J Dent Res. 2009 Oct;88(10):877-93. doi: 10.1177/0022034509343280.
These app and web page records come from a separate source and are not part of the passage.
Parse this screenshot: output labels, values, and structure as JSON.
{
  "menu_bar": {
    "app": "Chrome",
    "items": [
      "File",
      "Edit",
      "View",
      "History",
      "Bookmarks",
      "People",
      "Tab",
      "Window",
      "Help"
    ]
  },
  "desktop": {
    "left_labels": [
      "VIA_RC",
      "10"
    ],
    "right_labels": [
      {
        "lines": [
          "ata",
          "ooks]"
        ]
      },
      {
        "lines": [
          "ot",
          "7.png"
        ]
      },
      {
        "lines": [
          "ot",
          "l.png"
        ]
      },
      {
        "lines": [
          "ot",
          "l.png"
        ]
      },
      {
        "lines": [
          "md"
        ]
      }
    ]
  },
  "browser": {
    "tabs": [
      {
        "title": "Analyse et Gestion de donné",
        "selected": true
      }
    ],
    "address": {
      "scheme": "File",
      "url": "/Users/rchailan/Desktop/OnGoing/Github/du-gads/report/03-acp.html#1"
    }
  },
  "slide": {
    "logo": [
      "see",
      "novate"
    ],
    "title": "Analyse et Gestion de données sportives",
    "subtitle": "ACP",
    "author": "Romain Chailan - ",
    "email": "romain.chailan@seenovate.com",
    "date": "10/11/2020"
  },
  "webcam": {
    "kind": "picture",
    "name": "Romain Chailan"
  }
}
Intake of excess amounts of fluoride during tooth development cause enamel fluorosis, a developmental disturbance that makes enamel more porous. In mild fluorosis, there are white opaque striations across the enamel surface, whereas in more severe cases, the porous regions increase in size, with enamel pitting, and secondary discoloration of the enamel surface. The effects of fluoride on enamel formation suggest that fluoride affects the enamel-forming cells, the ameloblasts. Studies investigating the effects of fluoride on ameloblasts and the mechanisms of fluorosis are based on in vitro cultures as well as animal models. The use of these model systems requires a biologically relevant fluoride dose, and must be carefully interpreted in relation to human tooth formation. Based on these studies, we propose that fluoride can directly affect the ameloblasts, particularly at high fluoride levels, while at lower fluoride levels, the ameloblasts may respond to local effects of fluoride on the mineralizing matrix. A new working model is presented, focused on the assumption that fluoride increases the rate of mineral formation, resulting in a greater release of protons into the forming enamel matrix.

Publication types

  • Research Support, N.I.H., Extramural
  • Review

MeSH terms

  • Ameloblasts / drug effects*
  • Amelogenesis / drug effects
  • Animals
  • Cariostatic Agents / adverse effects
  • Cariostatic Agents / analysis
  • Cariostatic Agents / pharmacology*
  • Cells, Cultured
  • Dental Enamel / drug effects
  • Disease Models, Animal
  • Fluorides / adverse effects
  • Fluorides / blood
  • Fluorides / pharmacology*
  • Fluorosis, Dental / etiology*
  • Fluorosis, Dental / pathology
  • Humans
  • Models, Biological
  • Odontogenesis / drug effects
  • Tooth Calcification / drug effects


  • Cariostatic Agents
  • Fluorides